If you go looking for trouble, you’ll be surprised to see how easily trouble can be found. But that doesn’t really give you any leverage to deal with it. For one thing, if you want to confront your SO about a serious-enough thing you found on their phone, you’re going to have to tell them how you discovered it—by betraying their trust. And even if there’s shady behavior to discuss, the fact of the matter is that you violating their privacy is just as shady (unless what they did was much worse in your opinion, in which case maybe just dump them?). But still, stooping low to dig up the dirt means you’ve also got to dig yourself out. Don’t snoop yourself into a corner.

What’s known cannot be unknown.

There are no Eternal Sunshine of the Spotless Mind-type services these days (yet!) so you’re just going to have to live with everything you discover. Say you do find something unpleasant in an email or text—maybe it’s just a casual remark about how a mutual friend looked hot last weekend, which is obviously not the sort of thing your SO would tell you necessarily because RUDE but which is totally fine to discuss with a friend.

Other things totally fine to discuss with a friend but that may possibly upset you: plans with other people that do not involve you, relationship advice (hello, about YOU), how his or her mom doesn’t like you, how he or she doesn’t like when you wear peep-toe shoes, health issues, money problems… basically anything, honestly. But the point is, it was not meant for your eyes so if you come across anything irksome, you brought that on yourself. You can’t reasonably hold someone accountable for an insult or injury they didn’t lob at you. But the worst part about that is once you know it, you can’t un-know it. So it just festers within you as you try not to reasonably resent them or let them know that you resent them while secretly planning out a passive-aggressive retaliation. Wasn’t it better when you just wore your cute peep-toe mules in ignorant bliss? 

It sets the tone for distrust.

Since snooping is one of those things that once done becomes easier to do again and again so long as you keep indulging it and as long as you never get caught, that also means it becomes almost second nature to prioritizing snooping rather than actually communicating with your SO about what bothers you. So you don’t open up and, in turn, maybe they don’t open up, and it’s a missed opportunity to actually get to know one another deeper, keeping at arm’s length what could be a beautiful connection! Also, if you don’t talk to your partner, you’re probably always going to be seeing red flags that are probably just huge misunderstandings. It’s one thing to be afraid that you’re going to sound ridiculous expressing concern about something seemingly petty, but not expressing it and getting caught in a paranoia-binge going through someone else’s private matters is actually ridiculously petty. Don’t be petty!

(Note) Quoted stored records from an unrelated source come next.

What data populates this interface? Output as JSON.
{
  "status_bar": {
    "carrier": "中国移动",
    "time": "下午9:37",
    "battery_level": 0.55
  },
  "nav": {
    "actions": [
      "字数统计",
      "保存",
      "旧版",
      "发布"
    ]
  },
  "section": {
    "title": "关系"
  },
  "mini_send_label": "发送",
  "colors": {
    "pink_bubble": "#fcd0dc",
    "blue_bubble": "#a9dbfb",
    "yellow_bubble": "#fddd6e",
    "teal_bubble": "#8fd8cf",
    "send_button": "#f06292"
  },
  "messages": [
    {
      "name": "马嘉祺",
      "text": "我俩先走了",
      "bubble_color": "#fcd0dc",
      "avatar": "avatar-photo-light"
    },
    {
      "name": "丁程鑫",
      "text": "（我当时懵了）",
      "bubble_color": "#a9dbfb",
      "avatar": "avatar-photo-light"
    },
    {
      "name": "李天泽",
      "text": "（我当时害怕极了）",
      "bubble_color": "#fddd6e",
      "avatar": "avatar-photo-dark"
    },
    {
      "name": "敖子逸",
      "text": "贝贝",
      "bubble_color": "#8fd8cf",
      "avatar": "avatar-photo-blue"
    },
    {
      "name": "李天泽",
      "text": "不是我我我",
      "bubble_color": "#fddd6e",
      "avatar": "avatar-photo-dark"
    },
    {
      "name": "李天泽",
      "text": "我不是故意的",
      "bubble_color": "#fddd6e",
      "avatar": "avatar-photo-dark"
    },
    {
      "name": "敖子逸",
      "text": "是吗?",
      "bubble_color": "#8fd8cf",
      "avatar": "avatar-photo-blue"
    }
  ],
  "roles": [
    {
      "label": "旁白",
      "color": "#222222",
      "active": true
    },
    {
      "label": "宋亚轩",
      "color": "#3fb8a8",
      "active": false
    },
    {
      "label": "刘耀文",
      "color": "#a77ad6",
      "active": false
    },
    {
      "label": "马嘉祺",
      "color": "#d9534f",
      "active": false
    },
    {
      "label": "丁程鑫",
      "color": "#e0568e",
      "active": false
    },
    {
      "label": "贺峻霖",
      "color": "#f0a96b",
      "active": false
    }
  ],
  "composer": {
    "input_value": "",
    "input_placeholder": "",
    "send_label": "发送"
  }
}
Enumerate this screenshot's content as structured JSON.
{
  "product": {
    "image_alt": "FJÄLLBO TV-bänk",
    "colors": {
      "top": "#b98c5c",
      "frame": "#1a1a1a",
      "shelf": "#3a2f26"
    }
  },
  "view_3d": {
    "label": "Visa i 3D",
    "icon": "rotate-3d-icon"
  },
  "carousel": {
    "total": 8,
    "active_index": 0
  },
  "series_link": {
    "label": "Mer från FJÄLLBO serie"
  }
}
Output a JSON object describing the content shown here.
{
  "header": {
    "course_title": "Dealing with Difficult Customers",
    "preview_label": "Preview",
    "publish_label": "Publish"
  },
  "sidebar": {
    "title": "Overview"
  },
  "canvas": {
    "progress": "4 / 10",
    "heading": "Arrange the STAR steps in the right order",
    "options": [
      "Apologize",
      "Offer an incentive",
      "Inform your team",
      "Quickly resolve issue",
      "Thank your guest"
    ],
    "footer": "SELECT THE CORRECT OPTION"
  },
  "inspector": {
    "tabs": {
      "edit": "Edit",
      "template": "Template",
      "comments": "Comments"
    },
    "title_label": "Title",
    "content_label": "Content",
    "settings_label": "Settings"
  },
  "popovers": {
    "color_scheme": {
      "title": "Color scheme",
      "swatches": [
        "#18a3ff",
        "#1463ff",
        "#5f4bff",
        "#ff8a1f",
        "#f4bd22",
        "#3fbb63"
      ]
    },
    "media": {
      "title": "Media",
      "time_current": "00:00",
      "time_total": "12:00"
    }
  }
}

Your SO breaks up with you.

Well yeah, that’s kind of the “game over” aspect of this dangerous game. But think about it: Would you want to be with someone who doesn’t trust you and violates your privacy? We’re all susceptible to indulge curiosity if we don’t consider snooping an egregious betrayal, but to some people it is, so it’s worth knowing that the consequences can indeed be dire.